Indigenous Leaders Erect Traditional ‘Watch House’ Near Kinder Morgan Pipeline Route
Local Indigenous people on Saturday erected a traditional Coast Salish Watch House near Kinder Morgan's Trans Mountain Pipeline route. Watch Houses have been used since time immemorial to guard territory from danger. This was followed by a 10,000 strong march of supporters to the site, with Indigenous leaders calling Canadian Prime Minister Justin Trudeau's approval of the pipeline "a major step backwards" in their relations and for the climate.
Will George, a Tsleil-Waututh member said, "My ancestors built Kwekwecnewtxw - 'a place to watch from' - when danger threatened our people. Danger threatens our people now, as Kinder Morgan tries to send hazardous diluted bitumen through our territory. Today we build our own watch house to protect the Salish Sea and the people who depend on it."

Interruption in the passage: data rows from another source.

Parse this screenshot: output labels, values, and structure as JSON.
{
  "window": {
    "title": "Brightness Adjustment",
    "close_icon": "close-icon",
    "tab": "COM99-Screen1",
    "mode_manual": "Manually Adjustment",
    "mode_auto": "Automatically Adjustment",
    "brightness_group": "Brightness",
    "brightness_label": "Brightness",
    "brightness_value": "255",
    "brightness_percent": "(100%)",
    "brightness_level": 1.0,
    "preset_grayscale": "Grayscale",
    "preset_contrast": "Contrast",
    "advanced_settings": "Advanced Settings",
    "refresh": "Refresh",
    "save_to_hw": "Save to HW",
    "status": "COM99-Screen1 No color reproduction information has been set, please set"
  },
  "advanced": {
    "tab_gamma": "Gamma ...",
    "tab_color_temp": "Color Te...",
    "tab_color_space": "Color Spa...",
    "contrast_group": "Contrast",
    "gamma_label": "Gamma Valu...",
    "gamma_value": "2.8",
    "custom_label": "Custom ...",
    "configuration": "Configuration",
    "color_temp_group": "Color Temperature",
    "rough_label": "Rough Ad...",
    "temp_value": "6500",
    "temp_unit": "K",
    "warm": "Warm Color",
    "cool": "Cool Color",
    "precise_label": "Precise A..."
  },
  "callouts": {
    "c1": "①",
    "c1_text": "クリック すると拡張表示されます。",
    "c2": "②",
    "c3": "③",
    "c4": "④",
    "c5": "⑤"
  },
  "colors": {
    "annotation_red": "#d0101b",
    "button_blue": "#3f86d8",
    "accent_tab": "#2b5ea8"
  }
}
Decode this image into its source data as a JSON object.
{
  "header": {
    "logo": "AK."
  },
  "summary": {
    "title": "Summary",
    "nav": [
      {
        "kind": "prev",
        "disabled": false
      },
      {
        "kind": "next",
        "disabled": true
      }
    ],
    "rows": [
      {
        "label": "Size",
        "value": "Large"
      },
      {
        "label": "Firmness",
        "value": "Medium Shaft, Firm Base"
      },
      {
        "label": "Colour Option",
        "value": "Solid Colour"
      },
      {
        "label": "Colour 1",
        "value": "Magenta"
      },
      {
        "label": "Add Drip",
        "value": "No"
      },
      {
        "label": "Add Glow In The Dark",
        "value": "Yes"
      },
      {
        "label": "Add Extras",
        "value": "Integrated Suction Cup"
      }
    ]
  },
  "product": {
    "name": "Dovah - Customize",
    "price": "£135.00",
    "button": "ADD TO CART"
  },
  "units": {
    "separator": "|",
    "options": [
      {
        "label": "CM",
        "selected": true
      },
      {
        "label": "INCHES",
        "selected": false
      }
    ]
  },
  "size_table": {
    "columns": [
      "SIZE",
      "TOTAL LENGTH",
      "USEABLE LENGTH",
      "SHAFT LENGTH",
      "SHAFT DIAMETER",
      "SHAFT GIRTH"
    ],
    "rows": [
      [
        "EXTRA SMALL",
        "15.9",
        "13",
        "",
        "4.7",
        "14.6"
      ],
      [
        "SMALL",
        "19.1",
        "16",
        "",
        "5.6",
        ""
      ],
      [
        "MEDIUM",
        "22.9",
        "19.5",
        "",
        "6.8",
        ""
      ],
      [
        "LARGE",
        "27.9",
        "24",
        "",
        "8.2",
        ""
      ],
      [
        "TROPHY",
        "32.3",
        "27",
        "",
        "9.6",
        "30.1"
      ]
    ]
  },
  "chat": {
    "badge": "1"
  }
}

Kwekwecnewtxw, Protect the Inlet, was the largest-ever show of opposition to Kinder Morgan's planned expansion of the Trans Mountain pipeline and tanker project. Led by Indigenous peoples from across Canada and the United States - including the Mohawk Council of Kanesatake, Athabaska Chipewyan Nation, and Ihanktonwan Dakota and Chickasaw Nations - the march wound its way from Lake City Way Sky train Station, finishing at a rally at the Watch House site where Grand Chief Stewart Phillip called on the crowd to join him in escalating action to stop Kinder Morgan in the coming days.
Construction of the Watch house will continue through the day and into the night, with organizers expecting to be finished by Monday. Once completed, the Watch House will be a base for ongoing opposition to the Kinder Morgan pipeline.
"Prime Minister Justin Trudeau has said we can protect the water, the coasts, and the climate while still building new tar sands pipelines like Kinder Morgan. But I came here to join with other water protectors to say that he's wrong," said Autumn Peltier, a 13-year old internationally recognized water ambassador from Wikwemikong First Nation in northern Ontario.